  • Behavioral, social sciences should be part of medical training . . . . According to a new Institute of Medicine (IOM) report, medical education should be modified to help students fully recognize and respond to social and behavioral factors that affect the care and treatment of their patients. Commissioned by the National Institutes of Health’s Office of Behavioral and Social Science Research, the report outlines core behavioral and social science content that should be included in medical training and recommends ways to overcome barriers to incorporating these disciplines in the four-year medical school curriculum. Improving Medical Education: Enhancing the Behavioral and Social Science Content of Medical School Curricula, Patricia A. Cuff, Neal Vanselow, Editors, Committee on Behavioral and Social Sciences in Medical School Curricula, can be found on The National Academy Press website at books.nap.edu/catalog/10956.html.

  • New head of Office for Human Research Protections . . . . On April 8, HHS Secretary Tommy G. Thompson announced the appointment of Bernard A. Schwetz, DVM, PhD, as the director of the Office for Human Research Protections (OHRP). Schwetz had served as acting director of that office since February 2003 [see February 2003 Footnotes, p. 3]. OHRP leads the HHS’s efforts to ensure the protection of human subjects in research by monitoring programs at more than 10,000 HHS-funded universities, hospitals, and other medical and behavioral research institutions in the United States and abroad. As director, Schwetz said he would work to maximize the availability of the OHRP staff—and their extensive knowledge—to the research community. This will include an increased presence of OHRP personnel at institutions for activities such as quality improvement within the institutions’ human subject protection programs. In response to research community requests, Schwetz aims to work to provide more OHRP guidance on the interpretation of the HHS regulations. To enable a broader focus regarding human research protections, Schwetz will develop a public communications program to help assure that subjects in clinical trials have access to and knowledge about their rights as participants. He also will provide information to help educate the general public about opportunities for involvement in research. Schwetz has served as the senior advisor for science at the Food and Drug Administration and as a Distinguished Scientist at the University of Maryland-College Park.

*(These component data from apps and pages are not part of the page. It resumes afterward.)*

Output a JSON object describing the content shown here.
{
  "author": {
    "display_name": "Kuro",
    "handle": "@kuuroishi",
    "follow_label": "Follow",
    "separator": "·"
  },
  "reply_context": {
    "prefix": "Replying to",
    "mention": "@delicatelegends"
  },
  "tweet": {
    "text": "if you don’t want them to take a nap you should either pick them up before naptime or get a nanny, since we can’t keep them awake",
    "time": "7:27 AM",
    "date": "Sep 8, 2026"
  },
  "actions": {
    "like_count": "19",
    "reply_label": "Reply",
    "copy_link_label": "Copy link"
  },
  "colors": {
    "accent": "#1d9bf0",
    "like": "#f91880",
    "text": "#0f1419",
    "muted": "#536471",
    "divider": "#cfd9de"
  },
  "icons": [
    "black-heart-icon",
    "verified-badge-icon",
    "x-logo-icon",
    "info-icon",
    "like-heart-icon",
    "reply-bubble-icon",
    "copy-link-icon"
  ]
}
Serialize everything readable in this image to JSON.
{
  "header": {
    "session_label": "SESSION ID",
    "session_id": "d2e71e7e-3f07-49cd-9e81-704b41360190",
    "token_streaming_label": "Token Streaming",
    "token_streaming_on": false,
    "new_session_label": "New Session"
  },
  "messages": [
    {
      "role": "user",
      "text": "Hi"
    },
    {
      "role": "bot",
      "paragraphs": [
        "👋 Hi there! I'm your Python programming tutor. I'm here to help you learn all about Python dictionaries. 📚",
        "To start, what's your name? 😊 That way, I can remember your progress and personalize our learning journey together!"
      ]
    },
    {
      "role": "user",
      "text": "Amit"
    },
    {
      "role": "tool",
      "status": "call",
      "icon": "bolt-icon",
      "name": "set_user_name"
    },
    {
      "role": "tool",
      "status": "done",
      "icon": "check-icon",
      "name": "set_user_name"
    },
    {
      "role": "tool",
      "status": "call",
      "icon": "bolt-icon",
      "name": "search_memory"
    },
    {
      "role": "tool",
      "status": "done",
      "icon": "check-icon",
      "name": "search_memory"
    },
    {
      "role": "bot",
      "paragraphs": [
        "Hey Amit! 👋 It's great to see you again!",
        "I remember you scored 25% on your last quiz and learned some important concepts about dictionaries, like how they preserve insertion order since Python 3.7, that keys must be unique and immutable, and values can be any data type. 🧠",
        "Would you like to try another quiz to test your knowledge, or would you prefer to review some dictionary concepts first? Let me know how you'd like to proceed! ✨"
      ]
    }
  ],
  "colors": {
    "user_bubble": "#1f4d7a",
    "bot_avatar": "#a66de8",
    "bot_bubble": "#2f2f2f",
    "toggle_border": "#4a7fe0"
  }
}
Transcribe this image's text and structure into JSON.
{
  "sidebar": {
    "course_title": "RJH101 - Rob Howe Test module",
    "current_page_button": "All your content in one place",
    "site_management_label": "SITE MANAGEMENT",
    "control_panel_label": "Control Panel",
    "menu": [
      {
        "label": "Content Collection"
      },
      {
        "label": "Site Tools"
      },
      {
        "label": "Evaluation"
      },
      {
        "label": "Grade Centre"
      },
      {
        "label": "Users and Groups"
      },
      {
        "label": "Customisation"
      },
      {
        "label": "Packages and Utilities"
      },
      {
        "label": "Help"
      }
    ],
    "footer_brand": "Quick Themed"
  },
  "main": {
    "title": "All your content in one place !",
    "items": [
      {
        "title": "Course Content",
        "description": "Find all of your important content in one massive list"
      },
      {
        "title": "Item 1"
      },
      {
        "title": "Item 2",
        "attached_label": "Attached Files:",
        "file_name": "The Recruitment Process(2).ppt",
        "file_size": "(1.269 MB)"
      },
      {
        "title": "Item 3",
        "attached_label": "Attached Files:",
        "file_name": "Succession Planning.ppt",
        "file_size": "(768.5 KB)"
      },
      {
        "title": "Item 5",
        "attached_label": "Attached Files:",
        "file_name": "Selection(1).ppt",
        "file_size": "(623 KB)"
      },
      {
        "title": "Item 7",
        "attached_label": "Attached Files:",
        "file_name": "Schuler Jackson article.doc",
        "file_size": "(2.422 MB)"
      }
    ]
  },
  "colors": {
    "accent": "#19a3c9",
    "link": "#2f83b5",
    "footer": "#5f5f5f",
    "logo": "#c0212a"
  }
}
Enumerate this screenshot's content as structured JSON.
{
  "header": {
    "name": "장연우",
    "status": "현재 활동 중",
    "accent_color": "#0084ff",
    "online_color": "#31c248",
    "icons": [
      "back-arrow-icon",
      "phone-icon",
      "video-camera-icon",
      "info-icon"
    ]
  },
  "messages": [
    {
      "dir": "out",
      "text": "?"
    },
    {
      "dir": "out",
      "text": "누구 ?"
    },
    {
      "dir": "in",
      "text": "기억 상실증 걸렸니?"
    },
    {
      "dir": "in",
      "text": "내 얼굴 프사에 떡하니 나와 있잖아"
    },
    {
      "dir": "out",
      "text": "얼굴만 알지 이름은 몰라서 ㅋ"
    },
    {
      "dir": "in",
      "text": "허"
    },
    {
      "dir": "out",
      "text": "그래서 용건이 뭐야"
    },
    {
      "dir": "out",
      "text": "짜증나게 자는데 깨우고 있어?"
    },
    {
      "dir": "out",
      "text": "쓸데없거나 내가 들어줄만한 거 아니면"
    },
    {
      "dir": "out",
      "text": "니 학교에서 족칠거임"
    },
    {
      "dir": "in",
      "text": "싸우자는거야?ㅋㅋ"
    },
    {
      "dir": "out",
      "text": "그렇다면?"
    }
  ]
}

  • New NIAAA director of epidemiology and prevention research . . . . National Institute on Alcohol Abuse and Alcoholism (NIAAA) Director Ting-Kai Li announced recently his appointment of Ralph W. Hingson, ScD, MPH, as Director of NIAAA’s Division of Epidemiology and Prevention Research. Hingson comes to NIAAA from the Boston University School of Public Health (BUSPH), where he has served since 2001 as Associate Dean for Research. From 1986 to 2000, Hingson served as Professor and Chair of the BUSPH Social and Behavioral Sciences Department. Hingson recently co-chaired the Panel on Prevention and Treatment of the NIAAA Task Force on College Drinking, and served on the NIAAA National Advisory Council. In his new position, Hingson will oversee NIAAA’s extramural portfolio of epidemiological and prevention research.